(DATASET EXTRACT Opens)

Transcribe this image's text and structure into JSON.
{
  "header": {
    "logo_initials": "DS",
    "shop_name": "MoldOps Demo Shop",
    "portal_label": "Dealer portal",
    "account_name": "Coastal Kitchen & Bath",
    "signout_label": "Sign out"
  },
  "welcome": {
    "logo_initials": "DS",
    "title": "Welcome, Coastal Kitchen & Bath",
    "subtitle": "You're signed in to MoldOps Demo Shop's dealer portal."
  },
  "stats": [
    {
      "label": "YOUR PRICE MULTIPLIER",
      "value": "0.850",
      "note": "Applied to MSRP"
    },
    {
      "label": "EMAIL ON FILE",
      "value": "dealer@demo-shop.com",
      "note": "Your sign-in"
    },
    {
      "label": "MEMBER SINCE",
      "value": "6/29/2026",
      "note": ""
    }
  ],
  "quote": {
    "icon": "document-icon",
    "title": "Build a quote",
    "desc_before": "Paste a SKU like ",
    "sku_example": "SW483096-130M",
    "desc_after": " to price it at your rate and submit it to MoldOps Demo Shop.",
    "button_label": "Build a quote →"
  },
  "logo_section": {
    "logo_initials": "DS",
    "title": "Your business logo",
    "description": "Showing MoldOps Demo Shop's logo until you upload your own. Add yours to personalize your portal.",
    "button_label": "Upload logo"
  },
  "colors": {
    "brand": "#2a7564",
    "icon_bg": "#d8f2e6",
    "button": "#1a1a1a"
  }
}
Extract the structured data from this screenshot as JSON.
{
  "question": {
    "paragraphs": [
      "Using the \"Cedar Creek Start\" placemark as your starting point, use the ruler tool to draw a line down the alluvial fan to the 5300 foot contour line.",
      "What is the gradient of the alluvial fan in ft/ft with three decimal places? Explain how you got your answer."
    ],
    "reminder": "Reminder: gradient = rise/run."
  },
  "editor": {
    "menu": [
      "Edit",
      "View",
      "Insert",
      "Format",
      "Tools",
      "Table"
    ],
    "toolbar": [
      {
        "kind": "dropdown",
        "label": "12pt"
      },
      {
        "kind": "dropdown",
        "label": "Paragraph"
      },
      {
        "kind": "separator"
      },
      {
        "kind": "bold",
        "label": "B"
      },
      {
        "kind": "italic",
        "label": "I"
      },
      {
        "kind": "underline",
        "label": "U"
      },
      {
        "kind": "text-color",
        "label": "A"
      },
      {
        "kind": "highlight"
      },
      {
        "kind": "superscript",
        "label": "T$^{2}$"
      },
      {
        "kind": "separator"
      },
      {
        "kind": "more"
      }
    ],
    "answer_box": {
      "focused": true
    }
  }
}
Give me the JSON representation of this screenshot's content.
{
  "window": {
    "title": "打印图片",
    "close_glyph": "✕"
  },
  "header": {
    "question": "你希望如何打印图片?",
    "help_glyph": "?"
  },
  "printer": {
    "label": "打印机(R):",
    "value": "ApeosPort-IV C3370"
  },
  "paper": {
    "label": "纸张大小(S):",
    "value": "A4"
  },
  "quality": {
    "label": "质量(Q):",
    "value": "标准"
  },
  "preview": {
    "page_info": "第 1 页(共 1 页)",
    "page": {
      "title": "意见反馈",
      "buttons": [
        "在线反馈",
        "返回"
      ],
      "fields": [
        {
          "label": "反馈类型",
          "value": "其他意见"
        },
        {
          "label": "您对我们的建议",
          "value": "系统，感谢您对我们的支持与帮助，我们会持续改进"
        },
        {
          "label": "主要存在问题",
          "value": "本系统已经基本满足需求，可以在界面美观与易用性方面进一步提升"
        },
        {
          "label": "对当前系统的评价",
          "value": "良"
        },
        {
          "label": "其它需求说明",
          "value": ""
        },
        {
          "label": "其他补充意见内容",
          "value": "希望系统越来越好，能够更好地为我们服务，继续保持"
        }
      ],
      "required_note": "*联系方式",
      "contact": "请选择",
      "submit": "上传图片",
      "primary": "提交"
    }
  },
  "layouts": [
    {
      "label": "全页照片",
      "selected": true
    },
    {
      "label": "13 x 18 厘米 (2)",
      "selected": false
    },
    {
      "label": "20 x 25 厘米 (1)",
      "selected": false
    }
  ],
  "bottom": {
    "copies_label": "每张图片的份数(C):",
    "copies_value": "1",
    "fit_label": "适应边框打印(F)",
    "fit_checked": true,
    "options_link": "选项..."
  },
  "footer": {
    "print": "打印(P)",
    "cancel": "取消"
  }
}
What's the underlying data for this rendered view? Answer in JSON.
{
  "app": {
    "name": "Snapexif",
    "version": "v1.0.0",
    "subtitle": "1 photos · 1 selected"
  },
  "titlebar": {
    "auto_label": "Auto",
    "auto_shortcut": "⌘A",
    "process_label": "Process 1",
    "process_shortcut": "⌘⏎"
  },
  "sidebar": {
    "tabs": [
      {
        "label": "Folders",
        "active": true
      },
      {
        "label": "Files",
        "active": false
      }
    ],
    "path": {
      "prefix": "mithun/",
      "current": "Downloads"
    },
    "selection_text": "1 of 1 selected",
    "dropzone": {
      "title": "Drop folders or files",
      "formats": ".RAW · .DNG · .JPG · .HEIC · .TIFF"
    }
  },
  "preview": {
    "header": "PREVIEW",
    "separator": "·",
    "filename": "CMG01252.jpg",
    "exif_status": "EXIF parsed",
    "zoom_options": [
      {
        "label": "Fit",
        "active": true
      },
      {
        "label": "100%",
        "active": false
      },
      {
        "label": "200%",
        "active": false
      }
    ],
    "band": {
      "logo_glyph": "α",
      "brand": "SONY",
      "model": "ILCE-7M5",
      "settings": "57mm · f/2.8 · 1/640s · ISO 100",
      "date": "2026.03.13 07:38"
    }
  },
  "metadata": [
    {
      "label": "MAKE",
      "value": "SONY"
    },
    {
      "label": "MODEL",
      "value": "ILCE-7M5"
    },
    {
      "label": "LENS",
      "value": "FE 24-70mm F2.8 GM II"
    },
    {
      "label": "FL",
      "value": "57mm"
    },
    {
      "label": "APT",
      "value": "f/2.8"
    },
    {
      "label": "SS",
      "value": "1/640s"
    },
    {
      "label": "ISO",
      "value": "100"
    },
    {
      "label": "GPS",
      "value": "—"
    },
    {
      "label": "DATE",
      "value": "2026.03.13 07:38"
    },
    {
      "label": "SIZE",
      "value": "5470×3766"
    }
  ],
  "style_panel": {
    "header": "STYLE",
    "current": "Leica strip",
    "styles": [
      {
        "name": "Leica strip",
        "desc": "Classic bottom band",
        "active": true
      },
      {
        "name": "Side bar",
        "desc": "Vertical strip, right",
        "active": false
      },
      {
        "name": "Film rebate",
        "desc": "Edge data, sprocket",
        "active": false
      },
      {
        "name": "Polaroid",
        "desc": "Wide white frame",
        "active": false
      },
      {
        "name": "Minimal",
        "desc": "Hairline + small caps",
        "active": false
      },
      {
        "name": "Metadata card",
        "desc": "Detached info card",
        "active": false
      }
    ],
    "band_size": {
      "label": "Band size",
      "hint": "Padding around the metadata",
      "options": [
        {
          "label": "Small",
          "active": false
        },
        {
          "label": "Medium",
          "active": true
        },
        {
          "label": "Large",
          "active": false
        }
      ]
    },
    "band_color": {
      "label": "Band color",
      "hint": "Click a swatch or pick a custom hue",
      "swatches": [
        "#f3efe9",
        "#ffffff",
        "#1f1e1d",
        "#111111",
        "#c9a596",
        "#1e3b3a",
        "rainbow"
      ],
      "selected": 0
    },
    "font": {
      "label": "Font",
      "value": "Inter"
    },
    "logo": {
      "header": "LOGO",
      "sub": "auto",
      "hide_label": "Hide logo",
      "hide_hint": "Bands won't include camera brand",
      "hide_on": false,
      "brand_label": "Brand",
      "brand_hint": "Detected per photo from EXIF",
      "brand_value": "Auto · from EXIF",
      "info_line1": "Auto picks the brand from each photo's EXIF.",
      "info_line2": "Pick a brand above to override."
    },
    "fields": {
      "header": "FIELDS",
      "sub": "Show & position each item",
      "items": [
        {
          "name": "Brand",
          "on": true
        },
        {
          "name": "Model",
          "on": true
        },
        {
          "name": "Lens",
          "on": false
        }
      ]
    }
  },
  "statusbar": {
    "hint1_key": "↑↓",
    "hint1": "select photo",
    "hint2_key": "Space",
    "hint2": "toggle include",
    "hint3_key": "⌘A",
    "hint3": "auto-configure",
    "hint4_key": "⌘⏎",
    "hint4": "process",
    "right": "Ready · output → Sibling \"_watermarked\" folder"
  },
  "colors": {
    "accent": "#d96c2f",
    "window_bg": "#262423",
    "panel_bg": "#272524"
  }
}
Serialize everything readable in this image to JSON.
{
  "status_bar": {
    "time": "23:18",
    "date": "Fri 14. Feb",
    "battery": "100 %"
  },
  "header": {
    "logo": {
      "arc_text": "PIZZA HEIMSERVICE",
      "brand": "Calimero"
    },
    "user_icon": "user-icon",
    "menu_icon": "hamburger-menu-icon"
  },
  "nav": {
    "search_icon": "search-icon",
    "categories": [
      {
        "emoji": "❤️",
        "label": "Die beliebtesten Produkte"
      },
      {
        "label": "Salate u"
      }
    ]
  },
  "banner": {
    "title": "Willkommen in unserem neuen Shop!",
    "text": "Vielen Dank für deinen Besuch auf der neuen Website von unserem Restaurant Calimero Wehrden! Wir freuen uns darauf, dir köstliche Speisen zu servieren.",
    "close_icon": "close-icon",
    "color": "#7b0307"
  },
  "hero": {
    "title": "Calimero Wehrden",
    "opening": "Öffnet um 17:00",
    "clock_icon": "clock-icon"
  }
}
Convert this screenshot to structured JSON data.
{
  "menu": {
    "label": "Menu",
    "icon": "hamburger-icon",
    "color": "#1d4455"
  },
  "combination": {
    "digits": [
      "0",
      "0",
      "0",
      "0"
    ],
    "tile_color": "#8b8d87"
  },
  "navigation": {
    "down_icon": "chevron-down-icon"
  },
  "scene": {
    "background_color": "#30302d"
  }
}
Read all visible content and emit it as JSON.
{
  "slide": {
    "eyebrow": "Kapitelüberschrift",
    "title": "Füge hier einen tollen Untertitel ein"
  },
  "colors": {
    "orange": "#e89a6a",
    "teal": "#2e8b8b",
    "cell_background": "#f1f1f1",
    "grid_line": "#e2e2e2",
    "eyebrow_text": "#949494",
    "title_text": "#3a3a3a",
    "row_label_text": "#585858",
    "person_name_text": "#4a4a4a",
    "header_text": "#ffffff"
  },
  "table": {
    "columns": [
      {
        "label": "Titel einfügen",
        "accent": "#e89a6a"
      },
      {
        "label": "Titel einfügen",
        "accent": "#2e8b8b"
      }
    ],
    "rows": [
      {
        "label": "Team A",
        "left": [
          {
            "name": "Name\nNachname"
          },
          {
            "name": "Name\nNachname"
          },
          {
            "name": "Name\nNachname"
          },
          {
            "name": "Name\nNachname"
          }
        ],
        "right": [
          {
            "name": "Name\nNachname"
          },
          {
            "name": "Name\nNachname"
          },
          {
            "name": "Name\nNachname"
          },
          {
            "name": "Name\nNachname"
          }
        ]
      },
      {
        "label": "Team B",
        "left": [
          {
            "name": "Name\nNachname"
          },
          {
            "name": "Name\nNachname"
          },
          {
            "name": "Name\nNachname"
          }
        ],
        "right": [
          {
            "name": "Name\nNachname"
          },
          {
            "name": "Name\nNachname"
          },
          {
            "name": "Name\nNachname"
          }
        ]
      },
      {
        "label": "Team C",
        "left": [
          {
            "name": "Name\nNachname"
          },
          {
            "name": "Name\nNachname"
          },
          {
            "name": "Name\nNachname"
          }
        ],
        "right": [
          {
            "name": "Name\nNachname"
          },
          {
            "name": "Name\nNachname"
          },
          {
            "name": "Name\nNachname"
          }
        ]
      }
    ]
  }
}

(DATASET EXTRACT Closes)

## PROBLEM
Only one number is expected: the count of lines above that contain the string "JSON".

## EXPECTED OUTPUT
7